(MATERIALS PROVIDED)
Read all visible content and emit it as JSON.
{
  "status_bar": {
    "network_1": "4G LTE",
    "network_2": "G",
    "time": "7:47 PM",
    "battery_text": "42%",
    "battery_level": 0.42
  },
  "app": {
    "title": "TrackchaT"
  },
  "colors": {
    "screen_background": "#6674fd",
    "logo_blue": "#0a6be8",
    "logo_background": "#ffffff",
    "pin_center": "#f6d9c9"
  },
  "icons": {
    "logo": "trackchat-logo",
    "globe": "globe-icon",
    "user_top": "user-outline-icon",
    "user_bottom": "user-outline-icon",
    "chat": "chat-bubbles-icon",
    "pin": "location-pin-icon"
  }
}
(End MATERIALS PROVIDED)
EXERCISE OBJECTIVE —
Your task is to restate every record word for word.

RESULT OF THIS TASK —
Read all visible content and emit it as JSON.
{
  "status_bar": {
    "network_1": "4G LTE",
    "network_2": "G",
    "time": "7:47 PM",
    "battery_text": "42%",
    "battery_level": 0.42
  },
  "app": {
    "title": "TrackchaT"
  },
  "colors": {
    "screen_background": "#6674fd",
    "logo_blue": "#0a6be8",
    "logo_background": "#ffffff",
    "pin_center": "#f6d9c9"
  },
  "icons": {
    "logo": "trackchat-logo",
    "globe": "globe-icon",
    "user_top": "user-outline-icon",
    "user_bottom": "user-outline-icon",
    "chat": "chat-bubbles-icon",
    "pin": "location-pin-icon"
  }
}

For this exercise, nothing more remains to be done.